A Technet article has the highlights but this article is not really about the updates but about the way these updates get downloaded and installed on the Surface Pro system.
While I'm used to multiple reboots when installing new feature updates for Windows 10, I'm not used to multiple reboots during the installation of regular updates. See our overview of recent service packs and feature updates for Windows.
Microsoft notes that it may be necessary to check updates, install them, and reboot the device multiple times to install them all if Windows Update is used to update the machine.
If you install these updates using Windows Update, Windows Update will automatically install components in the necessary order. You may need to check for updates, install updates, and restart several times to fully install all these updates.
So, what is happening is that Windows Update delivers some updates for the device; these get installed and a reboot is required. Once the system is up again, you need to repeat the same steps, and you may have to do so multiple times to install all of the updates.
The updates don't deliver just new firmware for the Surface Pro but also drivers for various Intel components. Screen may go black during installation of updates, and at least one user reported that it did not recover. She had to hold down the power button to force a reset of the system.
I had to repeat the process three times, each time with check for updates, download and install updates, and restart, to install the new firmware and drivers on the Surface Pro.

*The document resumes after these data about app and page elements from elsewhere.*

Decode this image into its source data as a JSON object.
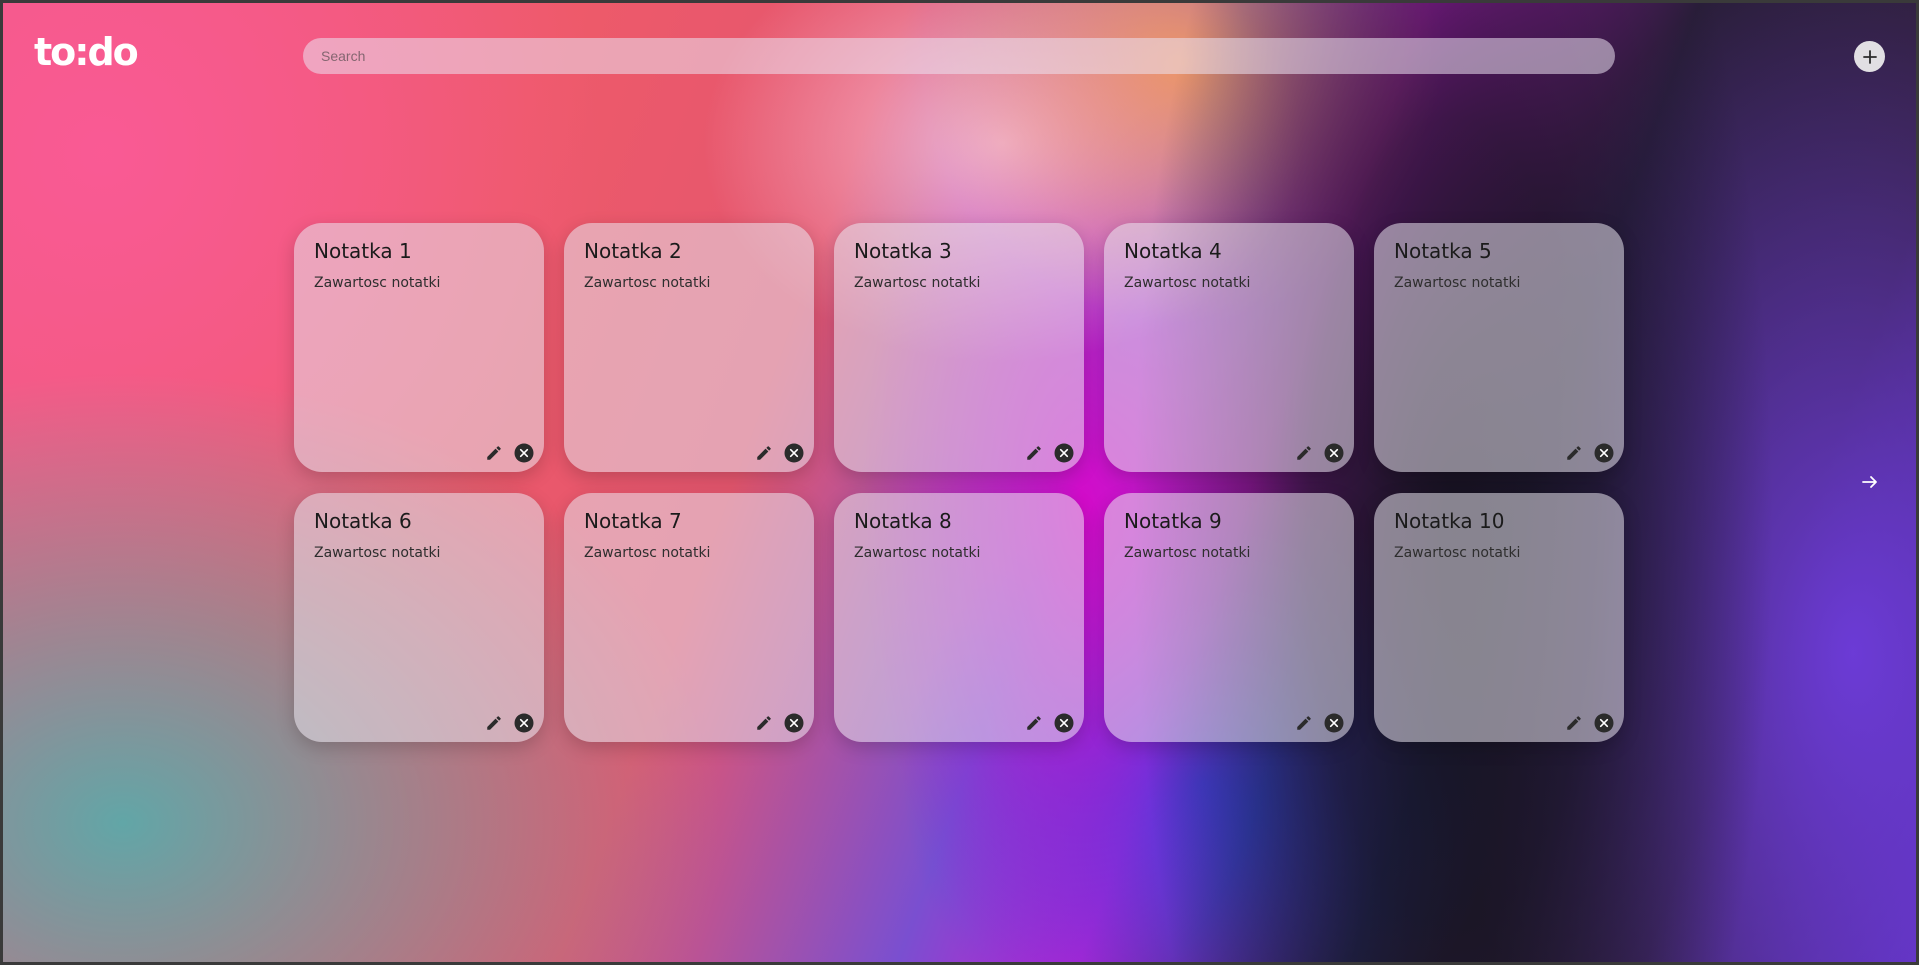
{
  "app": {
    "logo": "to:do"
  },
  "search": {
    "placeholder": "Search"
  },
  "actions": {
    "add_icon": "plus-icon",
    "next_icon": "arrow-right-icon"
  },
  "notes": [
    {
      "title": "Notatka 1",
      "content": "Zawartosc notatki"
    },
    {
      "title": "Notatka 2",
      "content": "Zawartosc notatki"
    },
    {
      "title": "Notatka 3",
      "content": "Zawartosc notatki"
    },
    {
      "title": "Notatka 4",
      "content": "Zawartosc notatki"
    },
    {
      "title": "Notatka 5",
      "content": "Zawartosc notatki"
    },
    {
      "title": "Notatka 6",
      "content": "Zawartosc notatki"
    },
    {
      "title": "Notatka 7",
      "content": "Zawartosc notatki"
    },
    {
      "title": "Notatka 8",
      "content": "Zawartosc notatki"
    },
    {
      "title": "Notatka 9",
      "content": "Zawartosc notatki"
    },
    {
      "title": "Notatka 10",
      "content": "Zawartosc notatki"
    }
  ],
  "colors": {
    "card_bg": "#e6e1eb",
    "icon_dark": "#2b2b2b",
    "logo": "#ffffff"
  }
}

Note that I always keep a backup of the system partition so that I can restore it should updates or other things wreak the system.
Installing the updates using the MSI that is provided will also require three restarts and three separate installation of updates before the process is completed.
I'm speaking strictly from a user perspective; the way the updating happens, especially this one, makes for a very bad user experience. I have disliked the requirement to reboot the machine after the installation of updates on Windows for a long time, but having to repeat the process multiple times is just abysmal.
Some users may not even consider checking for updates multiple times as this is not a common thing for regular updates.
Ideally, Microsoft would create a system that would do away with forced restarts to complete the installation of updates entirely, but that is probably just wishful thinking from a user.
Now You: What is your take on the updating behavior of Windows?Advertisement
Ghacks is a technology news blog that was founded in 2005 by Martin Brinkmann. It has since then become one of the most popular tech news sites on the Internet with five authors and regular contributions from freelance writers.